# INSTRUCTIONS TO FOLLOW:
Repeat every entry below exactly as given.

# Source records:
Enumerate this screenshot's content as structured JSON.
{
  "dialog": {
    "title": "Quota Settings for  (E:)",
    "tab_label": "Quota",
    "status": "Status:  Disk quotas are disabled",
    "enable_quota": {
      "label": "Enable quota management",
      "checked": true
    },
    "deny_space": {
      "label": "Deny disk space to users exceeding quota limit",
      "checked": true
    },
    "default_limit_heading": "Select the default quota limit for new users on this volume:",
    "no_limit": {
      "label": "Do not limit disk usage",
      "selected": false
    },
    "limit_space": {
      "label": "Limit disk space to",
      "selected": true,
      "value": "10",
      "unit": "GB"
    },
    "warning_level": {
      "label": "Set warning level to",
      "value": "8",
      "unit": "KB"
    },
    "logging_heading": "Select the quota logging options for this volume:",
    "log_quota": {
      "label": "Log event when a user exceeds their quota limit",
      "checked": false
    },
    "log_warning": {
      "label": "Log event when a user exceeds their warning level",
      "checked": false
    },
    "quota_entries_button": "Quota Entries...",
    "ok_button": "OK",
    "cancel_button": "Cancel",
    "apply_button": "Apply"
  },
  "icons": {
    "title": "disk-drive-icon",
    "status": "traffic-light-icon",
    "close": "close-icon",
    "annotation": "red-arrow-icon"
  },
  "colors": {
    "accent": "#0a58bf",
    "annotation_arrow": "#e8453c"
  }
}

# RESPONSE TO THE EXERCISE:
Enumerate this screenshot's content as structured JSON.
{
  "dialog": {
    "title": "Quota Settings for  (E:)",
    "tab_label": "Quota",
    "status": "Status:  Disk quotas are disabled",
    "enable_quota": {
      "label": "Enable quota management",
      "checked": true
    },
    "deny_space": {
      "label": "Deny disk space to users exceeding quota limit",
      "checked": true
    },
    "default_limit_heading": "Select the default quota limit for new users on this volume:",
    "no_limit": {
      "label": "Do not limit disk usage",
      "selected": false
    },
    "limit_space": {
      "label": "Limit disk space to",
      "selected": true,
      "value": "10",
      "unit": "GB"
    },
    "warning_level": {
      "label": "Set warning level to",
      "value": "8",
      "unit": "KB"
    },
    "logging_heading": "Select the quota logging options for this volume:",
    "log_quota": {
      "label": "Log event when a user exceeds their quota limit",
      "checked": false
    },
    "log_warning": {
      "label": "Log event when a user exceeds their warning level",
      "checked": false
    },
    "quota_entries_button": "Quota Entries...",
    "ok_button": "OK",
    "cancel_button": "Cancel",
    "apply_button": "Apply"
  },
  "icons": {
    "title": "disk-drive-icon",
    "status": "traffic-light-icon",
    "close": "close-icon",
    "annotation": "red-arrow-icon"
  },
  "colors": {
    "accent": "#0a58bf",
    "annotation_arrow": "#e8453c"
  }
}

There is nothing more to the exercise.